We have various contending Parties, each of them fanatical, perhaps, in their own points of view and with not a good deal of common-sense between them. You do not get common-sense in extremes, and perhaps, sometimes, you do not get common-sense between extremes either. I should like to have, for once, a free expression of opinion of the Deputies of this House on this matter and I think, if it would not be too much to ask the Minister to do so, he ought to allow this matter to be tested by a free vote of the House. I do not think he need have much fear that his revenue would suffer by this reduction. The estimated loss would be only about £250,000 for 12 months, and we are only asking for half of that. I think that the increased consumption would counterbalance that. At any rate, it would be surely worth the experiment for one half-year—from next October to next March—in order to see how it would work out.

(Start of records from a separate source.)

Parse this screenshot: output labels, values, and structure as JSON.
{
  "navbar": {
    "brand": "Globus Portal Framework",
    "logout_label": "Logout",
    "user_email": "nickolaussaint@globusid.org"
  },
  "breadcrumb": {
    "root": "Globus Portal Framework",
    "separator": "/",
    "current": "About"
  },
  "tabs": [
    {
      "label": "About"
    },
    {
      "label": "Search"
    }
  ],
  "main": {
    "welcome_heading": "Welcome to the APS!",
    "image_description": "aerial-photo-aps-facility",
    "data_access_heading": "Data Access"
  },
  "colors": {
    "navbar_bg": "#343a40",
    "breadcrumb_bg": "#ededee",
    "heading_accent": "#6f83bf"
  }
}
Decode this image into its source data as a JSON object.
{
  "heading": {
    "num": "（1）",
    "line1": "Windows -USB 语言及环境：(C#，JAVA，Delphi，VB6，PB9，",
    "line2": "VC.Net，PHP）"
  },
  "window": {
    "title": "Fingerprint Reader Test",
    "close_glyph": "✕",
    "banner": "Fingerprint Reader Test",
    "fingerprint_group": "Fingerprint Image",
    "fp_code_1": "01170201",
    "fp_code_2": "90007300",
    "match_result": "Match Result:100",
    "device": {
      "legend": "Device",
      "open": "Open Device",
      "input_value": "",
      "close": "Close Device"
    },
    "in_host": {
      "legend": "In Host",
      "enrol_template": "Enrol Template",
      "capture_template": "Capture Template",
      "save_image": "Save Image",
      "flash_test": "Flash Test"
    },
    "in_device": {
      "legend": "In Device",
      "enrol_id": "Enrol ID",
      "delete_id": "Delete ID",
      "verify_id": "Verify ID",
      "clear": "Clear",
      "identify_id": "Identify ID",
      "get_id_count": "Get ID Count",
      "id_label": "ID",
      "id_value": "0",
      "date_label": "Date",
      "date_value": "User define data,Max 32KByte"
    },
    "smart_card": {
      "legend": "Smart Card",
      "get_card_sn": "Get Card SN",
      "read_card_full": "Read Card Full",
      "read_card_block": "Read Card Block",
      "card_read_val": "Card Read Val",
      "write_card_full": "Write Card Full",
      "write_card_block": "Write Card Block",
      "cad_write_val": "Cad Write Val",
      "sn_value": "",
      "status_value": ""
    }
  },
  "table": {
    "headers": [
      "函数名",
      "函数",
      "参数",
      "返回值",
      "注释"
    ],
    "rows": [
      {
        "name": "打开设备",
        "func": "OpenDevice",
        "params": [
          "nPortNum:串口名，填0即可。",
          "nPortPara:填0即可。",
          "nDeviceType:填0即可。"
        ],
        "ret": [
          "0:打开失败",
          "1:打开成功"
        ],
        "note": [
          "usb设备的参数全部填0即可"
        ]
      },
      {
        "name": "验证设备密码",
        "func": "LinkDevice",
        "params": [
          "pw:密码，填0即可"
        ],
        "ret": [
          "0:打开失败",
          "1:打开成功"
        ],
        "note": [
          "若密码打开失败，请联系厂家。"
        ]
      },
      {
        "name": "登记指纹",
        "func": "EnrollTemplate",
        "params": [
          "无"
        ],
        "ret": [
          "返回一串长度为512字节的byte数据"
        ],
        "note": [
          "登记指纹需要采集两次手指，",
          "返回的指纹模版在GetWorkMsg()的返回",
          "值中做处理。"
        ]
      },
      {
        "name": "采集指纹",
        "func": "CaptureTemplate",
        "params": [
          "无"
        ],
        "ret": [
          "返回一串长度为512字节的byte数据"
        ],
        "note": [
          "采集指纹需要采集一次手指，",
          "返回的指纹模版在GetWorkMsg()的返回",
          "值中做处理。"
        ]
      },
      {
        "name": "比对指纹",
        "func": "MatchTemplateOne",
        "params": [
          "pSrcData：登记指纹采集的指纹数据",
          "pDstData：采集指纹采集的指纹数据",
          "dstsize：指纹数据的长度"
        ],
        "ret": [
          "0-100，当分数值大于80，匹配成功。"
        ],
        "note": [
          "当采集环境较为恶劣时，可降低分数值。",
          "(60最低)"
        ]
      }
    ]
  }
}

If the Minister is inclined to agree to the proposed reduction, I shall not ask for any vote of the House, but if he is inclined to be adamant on the matter I shall press it. If he does not see his way to accept the proposal in the spirit in which I have moved it, I think he would be doing himself and the country a service by allowing a free vote of the Deputies of this House in order that we might see where we stand on the matter. If he allows a free vote of the House, I shall be quite prepared to agree with the decision of the House; but I feel fairly certain that we would have a majority of supporters from both the Fianna Fáil and other Parties in favour of the proposal. I think this is a perfectly fair and reasonable amendment. Its purpose is to reduce the price of the working-man's pint and it would enable him, when he is hospitably inclined, to treat his friend. Correspondingly, there would be a similar reduction in the price of the pint of stout where stout is the favourite beverage, as it is in my part of the country and, indeed, in most parts of the country, I understand. As a matter of fact, if it were known in Limerick that I was here advocating some reduction in the duty on porter and not advocating a reduction in the duty on stout, I am afraid I might not go home again. Down there they consider porter too light and only use it for washing hearses. I believe the Minister would be well warranted in giving the experiment a chance as from next October to the end of the next financial year. As I have said, he will not suffer any loss and, although he will not gain much, I am certain that he will gain a little; and he will have the added advantage of being the first Minister to have the courage to break away from this tradition which has been inflicted upon us and that has now reached the stage in which it ought to be broken away from.